* [Task statement]: Look through the material below and report every line that includes "file".

* [Task input]:
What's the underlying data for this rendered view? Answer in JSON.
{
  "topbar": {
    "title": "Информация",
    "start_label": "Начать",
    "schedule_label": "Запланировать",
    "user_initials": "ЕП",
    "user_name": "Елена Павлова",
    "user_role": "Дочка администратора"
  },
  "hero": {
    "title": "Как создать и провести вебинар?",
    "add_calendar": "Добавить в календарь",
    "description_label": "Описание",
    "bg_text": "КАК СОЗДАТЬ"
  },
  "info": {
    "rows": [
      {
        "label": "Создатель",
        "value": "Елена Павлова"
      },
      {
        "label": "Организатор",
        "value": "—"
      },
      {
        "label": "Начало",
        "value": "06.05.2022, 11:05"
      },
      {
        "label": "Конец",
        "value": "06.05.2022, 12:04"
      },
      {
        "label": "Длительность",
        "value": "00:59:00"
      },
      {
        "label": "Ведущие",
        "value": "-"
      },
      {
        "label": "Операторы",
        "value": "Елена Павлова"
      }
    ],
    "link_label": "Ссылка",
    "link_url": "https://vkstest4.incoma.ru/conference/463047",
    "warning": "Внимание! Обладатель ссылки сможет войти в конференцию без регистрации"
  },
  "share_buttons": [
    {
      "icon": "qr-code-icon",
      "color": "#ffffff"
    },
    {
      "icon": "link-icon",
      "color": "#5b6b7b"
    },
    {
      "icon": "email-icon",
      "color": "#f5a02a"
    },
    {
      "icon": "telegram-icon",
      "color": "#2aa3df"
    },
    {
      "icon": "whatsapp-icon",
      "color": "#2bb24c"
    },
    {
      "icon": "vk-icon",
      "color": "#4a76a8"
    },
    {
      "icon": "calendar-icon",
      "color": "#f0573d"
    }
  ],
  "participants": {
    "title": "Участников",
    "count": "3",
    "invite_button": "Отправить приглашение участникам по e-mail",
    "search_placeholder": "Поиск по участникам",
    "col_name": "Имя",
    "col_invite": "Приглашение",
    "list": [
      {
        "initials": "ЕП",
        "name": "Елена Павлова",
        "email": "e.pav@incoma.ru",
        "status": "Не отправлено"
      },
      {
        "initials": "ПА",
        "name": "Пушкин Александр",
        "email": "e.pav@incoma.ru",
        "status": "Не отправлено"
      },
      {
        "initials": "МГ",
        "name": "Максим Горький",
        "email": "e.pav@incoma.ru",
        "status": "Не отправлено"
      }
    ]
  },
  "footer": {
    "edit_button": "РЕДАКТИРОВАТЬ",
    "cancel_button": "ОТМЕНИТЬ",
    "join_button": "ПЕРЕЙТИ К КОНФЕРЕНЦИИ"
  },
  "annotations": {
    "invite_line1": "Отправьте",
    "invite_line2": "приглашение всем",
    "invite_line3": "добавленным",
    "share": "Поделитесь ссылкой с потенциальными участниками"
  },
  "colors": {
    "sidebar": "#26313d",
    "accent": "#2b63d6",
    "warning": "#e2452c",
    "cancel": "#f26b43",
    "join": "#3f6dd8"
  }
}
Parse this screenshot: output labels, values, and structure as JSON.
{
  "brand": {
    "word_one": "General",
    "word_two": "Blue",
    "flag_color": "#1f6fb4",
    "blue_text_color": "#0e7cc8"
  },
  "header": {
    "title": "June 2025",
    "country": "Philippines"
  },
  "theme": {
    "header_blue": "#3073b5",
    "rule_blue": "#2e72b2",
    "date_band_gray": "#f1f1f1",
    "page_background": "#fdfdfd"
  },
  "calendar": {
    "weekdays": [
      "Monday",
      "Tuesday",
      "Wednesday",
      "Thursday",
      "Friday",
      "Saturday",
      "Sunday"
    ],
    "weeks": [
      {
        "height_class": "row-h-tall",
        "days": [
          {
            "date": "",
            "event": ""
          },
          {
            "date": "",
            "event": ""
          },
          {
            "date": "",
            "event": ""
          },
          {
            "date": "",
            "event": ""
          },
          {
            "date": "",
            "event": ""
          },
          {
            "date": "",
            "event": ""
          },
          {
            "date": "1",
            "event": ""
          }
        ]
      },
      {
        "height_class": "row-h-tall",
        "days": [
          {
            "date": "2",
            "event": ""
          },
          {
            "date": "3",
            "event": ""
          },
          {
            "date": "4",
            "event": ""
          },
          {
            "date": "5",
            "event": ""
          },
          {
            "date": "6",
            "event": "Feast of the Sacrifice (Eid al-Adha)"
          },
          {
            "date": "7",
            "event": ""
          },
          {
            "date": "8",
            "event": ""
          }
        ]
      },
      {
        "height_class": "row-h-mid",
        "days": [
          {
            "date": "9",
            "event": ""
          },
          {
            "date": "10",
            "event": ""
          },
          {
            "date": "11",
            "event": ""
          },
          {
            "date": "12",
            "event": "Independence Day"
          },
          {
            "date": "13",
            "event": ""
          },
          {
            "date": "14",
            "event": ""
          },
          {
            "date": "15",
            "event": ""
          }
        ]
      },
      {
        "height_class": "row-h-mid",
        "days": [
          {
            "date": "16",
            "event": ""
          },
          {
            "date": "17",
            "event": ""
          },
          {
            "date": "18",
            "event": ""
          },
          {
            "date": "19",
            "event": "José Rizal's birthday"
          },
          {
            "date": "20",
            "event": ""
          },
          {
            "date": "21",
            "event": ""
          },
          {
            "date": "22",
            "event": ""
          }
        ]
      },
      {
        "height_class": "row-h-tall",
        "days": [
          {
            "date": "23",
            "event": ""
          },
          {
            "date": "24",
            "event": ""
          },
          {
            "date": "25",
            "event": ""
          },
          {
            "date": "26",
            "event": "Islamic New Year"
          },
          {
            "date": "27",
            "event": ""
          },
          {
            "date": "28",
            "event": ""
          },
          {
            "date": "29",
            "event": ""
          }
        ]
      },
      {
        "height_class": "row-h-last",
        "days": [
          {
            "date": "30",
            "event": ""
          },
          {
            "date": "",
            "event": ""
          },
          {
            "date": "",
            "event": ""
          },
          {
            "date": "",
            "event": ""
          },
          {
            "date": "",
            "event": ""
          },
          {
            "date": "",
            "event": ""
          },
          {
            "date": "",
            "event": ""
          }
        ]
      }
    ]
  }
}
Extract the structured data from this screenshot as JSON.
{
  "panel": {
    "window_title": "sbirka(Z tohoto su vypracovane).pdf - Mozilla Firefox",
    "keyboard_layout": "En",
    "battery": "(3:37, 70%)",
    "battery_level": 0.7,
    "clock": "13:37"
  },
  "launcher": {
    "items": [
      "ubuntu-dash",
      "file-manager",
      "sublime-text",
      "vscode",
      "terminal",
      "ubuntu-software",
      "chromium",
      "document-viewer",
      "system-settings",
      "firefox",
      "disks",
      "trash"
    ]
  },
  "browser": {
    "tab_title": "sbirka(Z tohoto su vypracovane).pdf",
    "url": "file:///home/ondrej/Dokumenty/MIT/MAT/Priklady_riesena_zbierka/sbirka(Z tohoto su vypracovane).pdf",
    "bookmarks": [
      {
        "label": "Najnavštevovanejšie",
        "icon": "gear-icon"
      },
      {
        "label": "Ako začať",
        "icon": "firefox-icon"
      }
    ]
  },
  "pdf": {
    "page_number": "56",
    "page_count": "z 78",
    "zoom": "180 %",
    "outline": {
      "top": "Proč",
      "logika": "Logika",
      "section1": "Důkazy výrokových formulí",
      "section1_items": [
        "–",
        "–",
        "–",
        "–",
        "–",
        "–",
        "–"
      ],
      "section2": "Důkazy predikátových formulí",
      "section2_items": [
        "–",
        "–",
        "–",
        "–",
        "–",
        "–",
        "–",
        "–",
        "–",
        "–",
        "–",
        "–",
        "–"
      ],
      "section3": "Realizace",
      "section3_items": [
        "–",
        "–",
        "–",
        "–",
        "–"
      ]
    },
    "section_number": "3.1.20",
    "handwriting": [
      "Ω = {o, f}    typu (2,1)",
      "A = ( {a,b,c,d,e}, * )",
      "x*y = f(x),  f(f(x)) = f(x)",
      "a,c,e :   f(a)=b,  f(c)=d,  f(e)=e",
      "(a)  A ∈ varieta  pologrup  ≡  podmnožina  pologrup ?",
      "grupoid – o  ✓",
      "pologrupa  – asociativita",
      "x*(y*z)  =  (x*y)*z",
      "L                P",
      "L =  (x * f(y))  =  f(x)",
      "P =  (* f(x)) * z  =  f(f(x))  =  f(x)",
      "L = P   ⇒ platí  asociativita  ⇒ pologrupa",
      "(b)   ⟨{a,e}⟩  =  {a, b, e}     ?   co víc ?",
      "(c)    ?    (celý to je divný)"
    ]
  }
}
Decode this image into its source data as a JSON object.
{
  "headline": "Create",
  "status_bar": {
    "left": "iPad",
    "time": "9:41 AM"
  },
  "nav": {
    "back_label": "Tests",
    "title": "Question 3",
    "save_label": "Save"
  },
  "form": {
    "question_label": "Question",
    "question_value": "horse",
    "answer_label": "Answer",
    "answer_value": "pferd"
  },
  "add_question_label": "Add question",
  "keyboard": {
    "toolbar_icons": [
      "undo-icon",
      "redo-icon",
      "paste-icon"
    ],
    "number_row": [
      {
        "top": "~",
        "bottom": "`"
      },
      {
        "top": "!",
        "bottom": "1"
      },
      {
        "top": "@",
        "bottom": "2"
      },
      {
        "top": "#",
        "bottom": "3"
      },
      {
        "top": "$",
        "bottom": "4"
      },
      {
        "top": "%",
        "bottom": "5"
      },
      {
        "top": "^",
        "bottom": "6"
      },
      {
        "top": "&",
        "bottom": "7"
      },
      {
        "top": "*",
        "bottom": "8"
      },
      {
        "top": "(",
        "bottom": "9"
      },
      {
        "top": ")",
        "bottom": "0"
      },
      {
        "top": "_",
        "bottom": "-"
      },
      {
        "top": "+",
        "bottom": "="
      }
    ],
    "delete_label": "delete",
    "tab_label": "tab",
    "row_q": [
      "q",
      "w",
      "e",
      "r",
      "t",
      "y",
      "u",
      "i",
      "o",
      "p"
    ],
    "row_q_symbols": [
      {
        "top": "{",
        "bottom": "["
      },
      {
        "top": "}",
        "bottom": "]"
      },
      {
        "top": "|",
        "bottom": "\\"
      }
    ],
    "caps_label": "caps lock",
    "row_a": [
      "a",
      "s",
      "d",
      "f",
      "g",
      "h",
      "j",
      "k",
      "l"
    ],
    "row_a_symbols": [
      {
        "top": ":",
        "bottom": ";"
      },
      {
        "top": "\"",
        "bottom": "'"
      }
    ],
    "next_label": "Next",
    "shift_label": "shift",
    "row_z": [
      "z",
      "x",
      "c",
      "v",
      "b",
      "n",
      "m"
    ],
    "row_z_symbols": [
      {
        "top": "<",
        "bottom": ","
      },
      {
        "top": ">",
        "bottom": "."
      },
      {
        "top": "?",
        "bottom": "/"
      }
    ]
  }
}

* [Solution]:
      "file-manager",
    "url": "file:///home/ondrej/Dokumenty/MIT/MAT/Priklady_riesena_zbierka/sbirka(Z tohoto su vypracovane).pdf",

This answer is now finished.